A Whole Lot of Bother: A whole lot of fun

CONSTANCE CHAPMAN has a whale of a time at the Footlights Spring Revue, and this time they’ve gone old school.

ADC Comedy Footlights mainshow Spring Revue

The show was classy from start to finish as the audience entered to the sounds of a suited jazz band and a stage framed by luscious red curtains worthy of the oscars. The Footlights and gone for an old school theme for the ‘impatient’ modern audience, involving silent movie clips throughout the show which broke up the live sketches. The unusual move paid off, largely due to the quality of the filming and the use of the live band to cover slick scene changes.

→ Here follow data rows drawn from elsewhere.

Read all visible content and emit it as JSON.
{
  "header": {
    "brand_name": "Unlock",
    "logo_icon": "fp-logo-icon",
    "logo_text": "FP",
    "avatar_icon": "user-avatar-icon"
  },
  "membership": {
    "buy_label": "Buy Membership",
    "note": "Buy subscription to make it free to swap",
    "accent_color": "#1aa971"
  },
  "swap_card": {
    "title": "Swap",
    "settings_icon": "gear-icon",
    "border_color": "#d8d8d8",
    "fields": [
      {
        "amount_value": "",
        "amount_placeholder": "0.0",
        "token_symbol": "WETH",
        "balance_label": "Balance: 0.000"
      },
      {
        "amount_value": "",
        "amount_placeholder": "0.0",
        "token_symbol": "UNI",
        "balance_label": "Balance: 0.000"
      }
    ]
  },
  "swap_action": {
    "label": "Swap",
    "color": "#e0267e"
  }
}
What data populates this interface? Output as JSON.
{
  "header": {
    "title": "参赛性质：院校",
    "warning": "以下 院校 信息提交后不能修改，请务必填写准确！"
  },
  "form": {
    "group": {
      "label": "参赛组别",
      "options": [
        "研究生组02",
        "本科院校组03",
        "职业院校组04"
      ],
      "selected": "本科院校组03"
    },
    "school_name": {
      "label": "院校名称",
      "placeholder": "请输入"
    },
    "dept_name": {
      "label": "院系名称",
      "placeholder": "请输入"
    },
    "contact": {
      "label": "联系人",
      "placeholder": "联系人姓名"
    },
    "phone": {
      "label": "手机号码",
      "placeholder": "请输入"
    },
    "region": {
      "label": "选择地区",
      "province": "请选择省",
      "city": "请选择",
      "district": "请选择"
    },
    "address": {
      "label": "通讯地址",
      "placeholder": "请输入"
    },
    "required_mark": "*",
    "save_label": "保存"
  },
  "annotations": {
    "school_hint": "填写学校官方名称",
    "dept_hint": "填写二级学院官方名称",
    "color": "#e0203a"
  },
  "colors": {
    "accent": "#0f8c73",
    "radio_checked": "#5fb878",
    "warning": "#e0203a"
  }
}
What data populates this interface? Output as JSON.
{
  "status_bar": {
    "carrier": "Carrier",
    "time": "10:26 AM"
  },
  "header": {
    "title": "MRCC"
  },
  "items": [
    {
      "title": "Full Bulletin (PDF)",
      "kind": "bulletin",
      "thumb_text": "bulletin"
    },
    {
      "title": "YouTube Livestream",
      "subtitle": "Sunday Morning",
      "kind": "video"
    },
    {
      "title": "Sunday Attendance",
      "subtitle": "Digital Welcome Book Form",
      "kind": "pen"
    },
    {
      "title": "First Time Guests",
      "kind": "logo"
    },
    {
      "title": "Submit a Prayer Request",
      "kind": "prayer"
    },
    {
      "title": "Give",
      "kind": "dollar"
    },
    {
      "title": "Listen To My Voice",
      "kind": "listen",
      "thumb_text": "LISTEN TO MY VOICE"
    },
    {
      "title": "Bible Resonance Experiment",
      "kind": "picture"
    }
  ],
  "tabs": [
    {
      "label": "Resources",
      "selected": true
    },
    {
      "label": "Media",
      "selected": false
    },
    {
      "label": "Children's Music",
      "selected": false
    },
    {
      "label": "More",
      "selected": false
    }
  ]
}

The comedy itself was also of the highest quality and the audience were laughing consistently. Tom Fraser, Joshan Chana, Ellen Robertson, Oliver Taylor, Archie Henderson, Adrian Gray and Seb Sutcliffe all bounded onto the stage with plentiful energy but special mention must go to Luke Sumner who was definitely the stand out performer of the night. From his first sketch as the ex-auctioneer barista he had the audience in the palm of his hand and kept them onside throughout. His ability to play a huge range of differing characters with originality and flair was a huge factor in keeping the energy of the show high and preventing it from becoming repetitive.

Luke Sumner stole the show

Oliver Taylor also put in a strong performance, as ever, falling back once again on the fact that he is a medic to delight the audience in a sketch about the art of questioning a patient. He will make a fantastic, if not slightly unorthodox GP one day, I’m sure. He also played a very good murderous priest in a sketch which was a running theme throughout the show. I enjoyed the over arching themes and stories which gave the show more cohesion than you would find in your average smoker.

Some of the best moments of the show were when the whole cast were on stage together. They are all talented performers and the musical numbers went down a storm, especially the mariachi band in the lift. They team work well together and their chemistry shone through in moments of improvisation when the occasional lighting cue went awry.

Old school and classy, just the way we like it

On that note, the lighting and sound were both of a very high standard. Cues were generally well timed, sound effects aptly employed and lighting well focused. There were many opportunities for the tech to go wrong, especially considering the fast pace which the actors maintained throughout, so it was highly impressive that the crew, led by TD Ronit Wineman, carried the whole show off with barely a glitch.

Diverse, witty, clever and classy, A Whole Lot of Bother is well worth a watch. Tickets may be pricey but I can promise that you get a lot of laughter for your money.

70%, first class fun.